=== Begin Enclosure ===

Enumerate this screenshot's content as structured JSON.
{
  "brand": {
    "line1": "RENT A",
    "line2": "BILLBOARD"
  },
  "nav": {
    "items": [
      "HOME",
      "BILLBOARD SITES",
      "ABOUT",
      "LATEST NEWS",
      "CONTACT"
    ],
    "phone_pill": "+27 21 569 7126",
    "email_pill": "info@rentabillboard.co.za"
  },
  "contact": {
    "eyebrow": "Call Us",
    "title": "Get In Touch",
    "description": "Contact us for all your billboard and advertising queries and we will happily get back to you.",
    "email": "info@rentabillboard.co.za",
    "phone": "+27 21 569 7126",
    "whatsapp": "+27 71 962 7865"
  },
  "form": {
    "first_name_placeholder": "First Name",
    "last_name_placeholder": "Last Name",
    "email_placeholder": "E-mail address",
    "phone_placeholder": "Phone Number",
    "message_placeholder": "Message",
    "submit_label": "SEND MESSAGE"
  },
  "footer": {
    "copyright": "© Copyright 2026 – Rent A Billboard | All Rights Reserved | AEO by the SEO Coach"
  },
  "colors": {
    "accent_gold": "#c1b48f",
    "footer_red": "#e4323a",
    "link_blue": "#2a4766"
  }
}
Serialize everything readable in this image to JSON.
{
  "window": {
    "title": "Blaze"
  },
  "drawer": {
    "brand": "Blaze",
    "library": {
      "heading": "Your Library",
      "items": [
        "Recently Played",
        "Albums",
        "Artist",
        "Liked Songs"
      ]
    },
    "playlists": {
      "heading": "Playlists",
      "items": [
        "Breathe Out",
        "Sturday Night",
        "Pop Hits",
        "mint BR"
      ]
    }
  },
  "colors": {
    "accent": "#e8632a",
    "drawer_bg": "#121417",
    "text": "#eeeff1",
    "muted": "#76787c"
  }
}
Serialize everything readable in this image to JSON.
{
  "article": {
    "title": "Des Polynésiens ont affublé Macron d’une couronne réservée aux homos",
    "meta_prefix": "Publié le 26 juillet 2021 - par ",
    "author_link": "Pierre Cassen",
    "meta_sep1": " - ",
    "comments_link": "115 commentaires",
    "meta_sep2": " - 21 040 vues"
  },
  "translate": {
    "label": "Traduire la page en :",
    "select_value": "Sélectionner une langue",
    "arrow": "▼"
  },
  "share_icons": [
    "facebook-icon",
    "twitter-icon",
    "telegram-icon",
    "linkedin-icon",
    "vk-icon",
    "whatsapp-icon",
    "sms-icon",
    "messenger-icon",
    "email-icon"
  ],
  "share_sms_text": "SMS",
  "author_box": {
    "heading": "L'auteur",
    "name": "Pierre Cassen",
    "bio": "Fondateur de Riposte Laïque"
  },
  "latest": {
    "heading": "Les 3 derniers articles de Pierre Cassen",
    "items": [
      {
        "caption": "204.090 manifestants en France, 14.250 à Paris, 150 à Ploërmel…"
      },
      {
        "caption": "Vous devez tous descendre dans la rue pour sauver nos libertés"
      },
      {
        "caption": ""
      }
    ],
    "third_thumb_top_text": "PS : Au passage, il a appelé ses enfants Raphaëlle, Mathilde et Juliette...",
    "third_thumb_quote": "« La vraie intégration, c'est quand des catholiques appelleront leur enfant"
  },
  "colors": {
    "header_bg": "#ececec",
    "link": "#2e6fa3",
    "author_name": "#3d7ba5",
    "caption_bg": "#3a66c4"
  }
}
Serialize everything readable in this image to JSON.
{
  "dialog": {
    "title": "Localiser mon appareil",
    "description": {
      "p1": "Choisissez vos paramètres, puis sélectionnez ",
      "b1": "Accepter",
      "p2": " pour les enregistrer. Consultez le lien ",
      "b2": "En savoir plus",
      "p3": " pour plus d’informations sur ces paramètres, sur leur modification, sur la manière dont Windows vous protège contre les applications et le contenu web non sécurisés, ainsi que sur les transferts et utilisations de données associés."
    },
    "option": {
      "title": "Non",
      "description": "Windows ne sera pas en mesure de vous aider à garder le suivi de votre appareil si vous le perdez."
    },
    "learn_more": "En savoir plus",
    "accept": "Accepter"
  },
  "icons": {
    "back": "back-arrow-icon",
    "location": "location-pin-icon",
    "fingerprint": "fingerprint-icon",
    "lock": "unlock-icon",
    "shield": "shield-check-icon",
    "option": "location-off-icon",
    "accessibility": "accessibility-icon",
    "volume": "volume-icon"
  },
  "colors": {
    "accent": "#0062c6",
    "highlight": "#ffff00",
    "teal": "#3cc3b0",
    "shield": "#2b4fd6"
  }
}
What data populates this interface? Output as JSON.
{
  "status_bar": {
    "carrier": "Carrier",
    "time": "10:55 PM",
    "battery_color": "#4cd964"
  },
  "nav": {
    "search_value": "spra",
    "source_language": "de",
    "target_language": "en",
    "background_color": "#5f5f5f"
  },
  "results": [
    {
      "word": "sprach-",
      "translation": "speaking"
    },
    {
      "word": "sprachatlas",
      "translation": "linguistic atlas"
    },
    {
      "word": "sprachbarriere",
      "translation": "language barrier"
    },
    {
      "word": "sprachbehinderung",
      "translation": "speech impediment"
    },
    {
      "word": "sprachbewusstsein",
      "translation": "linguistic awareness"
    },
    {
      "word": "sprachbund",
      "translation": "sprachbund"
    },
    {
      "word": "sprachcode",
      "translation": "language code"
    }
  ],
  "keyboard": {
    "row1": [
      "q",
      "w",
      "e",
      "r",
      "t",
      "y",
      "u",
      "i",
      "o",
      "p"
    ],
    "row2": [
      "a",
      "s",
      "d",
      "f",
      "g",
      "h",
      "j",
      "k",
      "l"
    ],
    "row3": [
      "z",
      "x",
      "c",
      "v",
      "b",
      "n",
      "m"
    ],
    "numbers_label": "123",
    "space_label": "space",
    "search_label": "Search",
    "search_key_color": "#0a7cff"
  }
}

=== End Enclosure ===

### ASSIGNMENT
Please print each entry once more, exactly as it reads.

### YOUR RESPONSE
Enumerate this screenshot's content as structured JSON.
{
  "brand": {
    "line1": "RENT A",
    "line2": "BILLBOARD"
  },
  "nav": {
    "items": [
      "HOME",
      "BILLBOARD SITES",
      "ABOUT",
      "LATEST NEWS",
      "CONTACT"
    ],
    "phone_pill": "+27 21 569 7126",
    "email_pill": "info@rentabillboard.co.za"
  },
  "contact": {
    "eyebrow": "Call Us",
    "title": "Get In Touch",
    "description": "Contact us for all your billboard and advertising queries and we will happily get back to you.",
    "email": "info@rentabillboard.co.za",
    "phone": "+27 21 569 7126",
    "whatsapp": "+27 71 962 7865"
  },
  "form": {
    "first_name_placeholder": "First Name",
    "last_name_placeholder": "Last Name",
    "email_placeholder": "E-mail address",
    "phone_placeholder": "Phone Number",
    "message_placeholder": "Message",
    "submit_label": "SEND MESSAGE"
  },
  "footer": {
    "copyright": "© Copyright 2026 – Rent A Billboard | All Rights Reserved | AEO by the SEO Coach"
  },
  "colors": {
    "accent_gold": "#c1b48f",
    "footer_red": "#e4323a",
    "link_blue": "#2a4766"
  }
}
Serialize everything readable in this image to JSON.
{
  "window": {
    "title": "Blaze"
  },
  "drawer": {
    "brand": "Blaze",
    "library": {
      "heading": "Your Library",
      "items": [
        "Recently Played",
        "Albums",
        "Artist",
        "Liked Songs"
      ]
    },
    "playlists": {
      "heading": "Playlists",
      "items": [
        "Breathe Out",
        "Sturday Night",
        "Pop Hits",
        "mint BR"
      ]
    }
  },
  "colors": {
    "accent": "#e8632a",
    "drawer_bg": "#121417",
    "text": "#eeeff1",
    "muted": "#76787c"
  }
}
Serialize everything readable in this image to JSON.
{
  "article": {
    "title": "Des Polynésiens ont affublé Macron d’une couronne réservée aux homos",
    "meta_prefix": "Publié le 26 juillet 2021 - par ",
    "author_link": "Pierre Cassen",
    "meta_sep1": " - ",
    "comments_link": "115 commentaires",
    "meta_sep2": " - 21 040 vues"
  },
  "translate": {
    "label": "Traduire la page en :",
    "select_value": "Sélectionner une langue",
    "arrow": "▼"
  },
  "share_icons": [
    "facebook-icon",
    "twitter-icon",
    "telegram-icon",
    "linkedin-icon",
    "vk-icon",
    "whatsapp-icon",
    "sms-icon",
    "messenger-icon",
    "email-icon"
  ],
  "share_sms_text": "SMS",
  "author_box": {
    "heading": "L'auteur",
    "name": "Pierre Cassen",
    "bio": "Fondateur de Riposte Laïque"
  },
  "latest": {
    "heading": "Les 3 derniers articles de Pierre Cassen",
    "items": [
      {
        "caption": "204.090 manifestants en France, 14.250 à Paris, 150 à Ploërmel…"
      },
      {
        "caption": "Vous devez tous descendre dans la rue pour sauver nos libertés"
      },
      {
        "caption": ""
      }
    ],
    "third_thumb_top_text": "PS : Au passage, il a appelé ses enfants Raphaëlle, Mathilde et Juliette...",
    "third_thumb_quote": "« La vraie intégration, c'est quand des catholiques appelleront leur enfant"
  },
  "colors": {
    "header_bg": "#ececec",
    "link": "#2e6fa3",
    "author_name": "#3d7ba5",
    "caption_bg": "#3a66c4"
  }
}
Serialize everything readable in this image to JSON.
{
  "dialog": {
    "title": "Localiser mon appareil",
    "description": {
      "p1": "Choisissez vos paramètres, puis sélectionnez ",
      "b1": "Accepter",
      "p2": " pour les enregistrer. Consultez le lien ",
      "b2": "En savoir plus",
      "p3": " pour plus d’informations sur ces paramètres, sur leur modification, sur la manière dont Windows vous protège contre les applications et le contenu web non sécurisés, ainsi que sur les transferts et utilisations de données associés."
    },
    "option": {
      "title": "Non",
      "description": "Windows ne sera pas en mesure de vous aider à garder le suivi de votre appareil si vous le perdez."
    },
    "learn_more": "En savoir plus",
    "accept": "Accepter"
  },
  "icons": {
    "back": "back-arrow-icon",
    "location": "location-pin-icon",
    "fingerprint": "fingerprint-icon",
    "lock": "unlock-icon",
    "shield": "shield-check-icon",
    "option": "location-off-icon",
    "accessibility": "accessibility-icon",
    "volume": "volume-icon"
  },
  "colors": {
    "accent": "#0062c6",
    "highlight": "#ffff00",
    "teal": "#3cc3b0",
    "shield": "#2b4fd6"
  }
}
What data populates this interface? Output as JSON.
{
  "status_bar": {
    "carrier": "Carrier",
    "time": "10:55 PM",
    "battery_color": "#4cd964"
  },
  "nav": {
    "search_value": "spra",
    "source_language": "de",
    "target_language": "en",
    "background_color": "#5f5f5f"
  },
  "results": [
    {
      "word": "sprach-",
      "translation": "speaking"
    },
    {
      "word": "sprachatlas",
      "translation": "linguistic atlas"
    },
    {
      "word": "sprachbarriere",
      "translation": "language barrier"
    },
    {
      "word": "sprachbehinderung",
      "translation": "speech impediment"
    },
    {
      "word": "sprachbewusstsein",
      "translation": "linguistic awareness"
    },
    {
      "word": "sprachbund",
      "translation": "sprachbund"
    },
    {
      "word": "sprachcode",
      "translation": "language code"
    }
  ],
  "keyboard": {
    "row1": [
      "q",
      "w",
      "e",
      "r",
      "t",
      "y",
      "u",
      "i",
      "o",
      "p"
    ],
    "row2": [
      "a",
      "s",
      "d",
      "f",
      "g",
      "h",
      "j",
      "k",
      "l"
    ],
    "row3": [
      "z",
      "x",
      "c",
      "v",
      "b",
      "n",
      "m"
    ],
    "numbers_label": "123",
    "space_label": "space",
    "search_label": "Search",
    "search_key_color": "#0a7cff"
  }
}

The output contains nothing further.